Bowdoin is a drastically different place than it was 10 years ago, according to a draft of a self-study released by the College this week. Changes over the past decade detailed in the report include a complete reorganization of residential life, a significantly more diverse student body, and a larger faculty.
The report was released in anticipation of the College's once-every-decade reaccreditation review next fall by the New England Association of Schools and Colleges (NEASC). The self-study evaluates the College in each of 11 standards set by NEASC, describing changes since the last study in 1996, assessing current successes and weaknesses, and projecting the future.
The draft was compiled under the guidance of the Self-Study Steering Committee, a group led by Dean for Academic Affairs Craig McEwen. The eight-member committee has representation from students, faculty, staff, and alumni.
The draft report was presented to the Bowdoin community Tuesday in an email to the campus. McEwen and the committee requested that students, faculty, and staff read the report posted on the Bowdoin web site and submit comments before May 8.

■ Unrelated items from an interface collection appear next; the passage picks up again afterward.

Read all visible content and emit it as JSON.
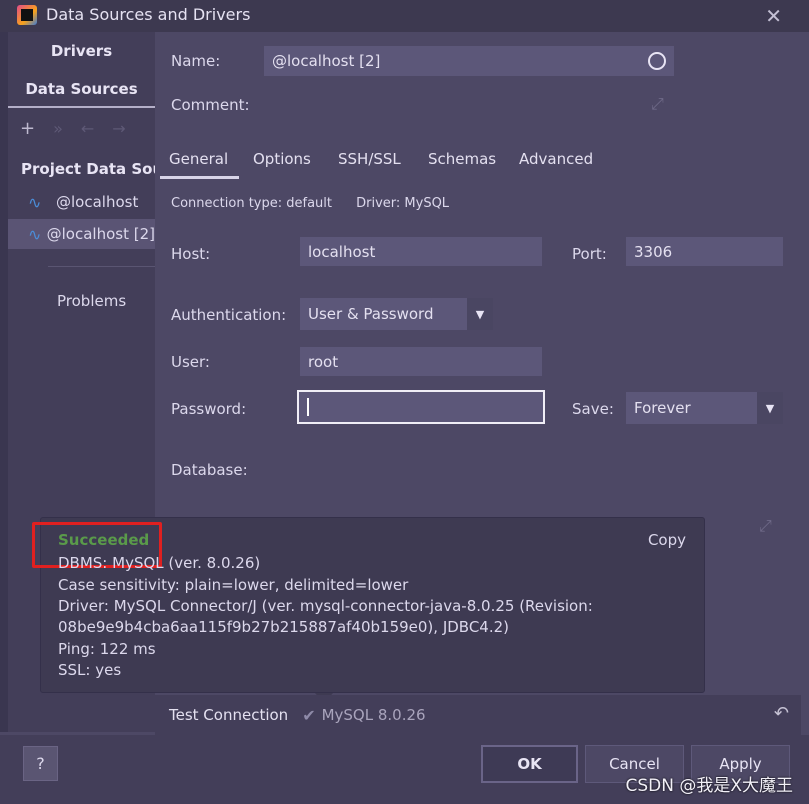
{
  "window": {
    "title": "Data Sources and Drivers",
    "close_glyph": "✕"
  },
  "left_nav": {
    "drivers": "Drivers",
    "data_sources": "Data Sources",
    "section": "Project Data Sources",
    "items": [
      {
        "label": "@localhost",
        "selected": false
      },
      {
        "label": "@localhost [2]",
        "selected": true
      }
    ],
    "problems": "Problems"
  },
  "form": {
    "name_label": "Name:",
    "name_value": "@localhost [2]",
    "comment_label": "Comment:",
    "tabs": [
      "General",
      "Options",
      "SSH/SSL",
      "Schemas",
      "Advanced"
    ],
    "active_tab": "General",
    "connection_type": "Connection type: default",
    "driver": "Driver: MySQL",
    "host_label": "Host:",
    "host_value": "localhost",
    "port_label": "Port:",
    "port_value": "3306",
    "auth_label": "Authentication:",
    "auth_value": "User & Password",
    "user_label": "User:",
    "user_value": "root",
    "password_label": "Password:",
    "password_value": "",
    "save_label": "Save:",
    "save_value": "Forever",
    "database_label": "Database:"
  },
  "popup": {
    "status": "Succeeded",
    "copy": "Copy",
    "lines": [
      "DBMS: MySQL (ver. 8.0.26)",
      "Case sensitivity: plain=lower, delimited=lower",
      "Driver: MySQL Connector/J (ver. mysql-connector-java-8.0.25 (Revision:",
      "08be9e9b4cba6aa115f9b27b215887af40b159e0), JDBC4.2)",
      "Ping: 122 ms",
      "SSL: yes"
    ]
  },
  "test_connection": {
    "label": "Test Connection",
    "status": "MySQL 8.0.26"
  },
  "footer": {
    "help": "?",
    "ok": "OK",
    "cancel": "Cancel",
    "apply": "Apply"
  },
  "watermark": "CSDN @我是X大魔王",
  "colors": {
    "success": "#5a9a4a",
    "highlight_box": "#e02020",
    "accent_icon": "#4b8dd8"
  }
}
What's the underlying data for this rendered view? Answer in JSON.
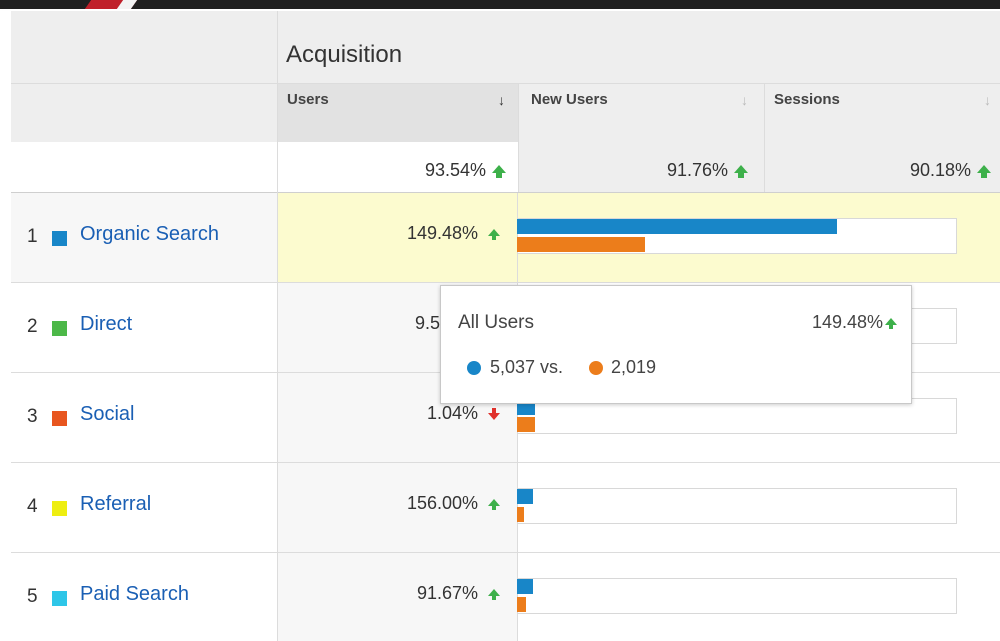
{
  "header": {
    "section_title": "Acquisition",
    "columns": [
      {
        "label": "Users",
        "sorted": true
      },
      {
        "label": "New Users",
        "sorted": false
      },
      {
        "label": "Sessions",
        "sorted": false
      }
    ],
    "totals": [
      "93.54%",
      "91.76%",
      "90.18%"
    ]
  },
  "rows": [
    {
      "rank": "1",
      "channel": "Organic Search",
      "color": "#1886c8",
      "users_change": "149.48%",
      "trend": "up",
      "current": 0.72,
      "previous": 0.285
    },
    {
      "rank": "2",
      "channel": "Direct",
      "color": "#4cb848",
      "users_change": "9.5",
      "trend": "up",
      "current": null,
      "previous": null
    },
    {
      "rank": "3",
      "channel": "Social",
      "color": "#e8561f",
      "users_change": "1.04%",
      "trend": "down",
      "current": 0.04,
      "previous": 0.04
    },
    {
      "rank": "4",
      "channel": "Referral",
      "color": "#eeee11",
      "users_change": "156.00%",
      "trend": "up",
      "current": 0.035,
      "previous": 0.015
    },
    {
      "rank": "5",
      "channel": "Paid Search",
      "color": "#2ec6e8",
      "users_change": "91.67%",
      "trend": "up",
      "current": 0.035,
      "previous": 0.018
    }
  ],
  "tooltip": {
    "title": "All Users",
    "change": "149.48%",
    "current_value": "5,037 vs.",
    "previous_value": "2,019",
    "current_color": "#1886c8",
    "previous_color": "#ec7d1b"
  },
  "colors": {
    "link": "#1a5fb4",
    "up_arrow": "#3db04a",
    "down_arrow": "#e0312c",
    "highlight_row": "#fcfbcf"
  }
}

At press time, the section on student life and student services had yet to be released to the campus.
Professor of English Marilyn Reizbaum, a member of the steering committee, told the Orient that while reaccreditation is likely a forgone conclusion, self-study is a valuable process nonetheless.
"We will be reaccredited," she said. "There's probably not a danger here that we won't be. But the self-study is not inconsequential. There's something to gain from it."
Reizbaum and Associate Professor of Physics and Astronomy Thomas Baumgarte both noted that the past decade has been extraordinarily active.
"It is really a remarkable amount of change, and I don't think that's typical. There has been change in many different areas," Baumgarte said.
One of the biggest changes highlighted in the report was the reorganization of residential life. The 1996 report had included an intensive evaluation of student life that recommended that the College seriously address problems created by the fraternity system. Bowdoin subsequently abolished fraternities and created the College House system.
Since 1996, the College has built five new dormitories, transitioned many of the old fraternities into College Houses, and started a renovation of the first-year bricks.
According to the report, after these renovations are completed, "the attention will then shift to improving the quality and quantity of housing for the upper classes."
Junior DeRay Mckesson, one of two student representatives on the committee, told the Orient that he believed residential life was the most crucial issue for the self-study. He stressed a need to re-evaluate residential life in light of its substantial positive changes.
"We need an honest discussion on residential life. Now is the time for that check-in," he said.
The centerpiece of the report's appraisal of academic life at Bowdoin was a focus on the redefined goals of liberal education and the recently redesigned course requirements. These requirements?which oblige students to take one course in each of several categories such as "Exploring Social Difference," "International Perspectives," and "Visual and Performing Arts"?were approved by the faculty in 2004 and will be fully applicable to the Class of 2010.
The report notes that the College will need to confront various issues raised by the academic changes.
"The challenges for the next decade include alignment of our advising of students with the newly articulated goals of a liberal education, implementation and evolution of the new general education requirements, continued work on pedagogy and supporting student excellence, and return to the examination of major programs," the report reads.
The draft also noted how efforts to reduce class size have led to an increase in students getting rejected from their requested classes.
The faculty has grown 23 percent since the previous report and will continue to grow in the coming years. The report notes, however, that the College needs to make a greater effort to attract a more diverse faculty.
The report describes Bowdoin's effort to diversify its student body over the last decade as an "all-encompassing" effort. It attributes the increase in students of color?from 13 percent 10 years ago to 26 percent today?to more effective recruiting strategies. The study also notes that students of color are significantly more satisfied with their Bowdoin experience than they were six years ago.
Other changes listed in the report include a more than doubling of the College's endowment since 1996 and a 50 percent reduction in the admission of recruited athletes since the late 1990s.
According to McEwen, the primary concern for Bowdoin's future is making the College's successes sustainable.
"The fundamental challenge for the College is that our aspirations continue to be high and we need to build the resources to meet that challenge," McEwen said in a interview with the Orient.
McEwen, Reizbaum, and Baumgarte agreed that the implementation of the curriculum changes and an assessment of the academic advising system were among the top challenges for the College.
Mckesson urged the campus community to join the self-study discussion.
"We really need people to read this carefully and give us feedback," Mckesson said.
Although Reizbaum and Baumgarte said that they received several helpful anonymous comments during the drafting processes, they expect more feedback now that the draft has been released.
Before Bowdoin receives a reaccreditation, a team led by Pomona College president David Oxtoby will conduct a four-day, on-campus evaluation beginning November 12.
According to Reizbaum, the committee will play only a small role in the visit.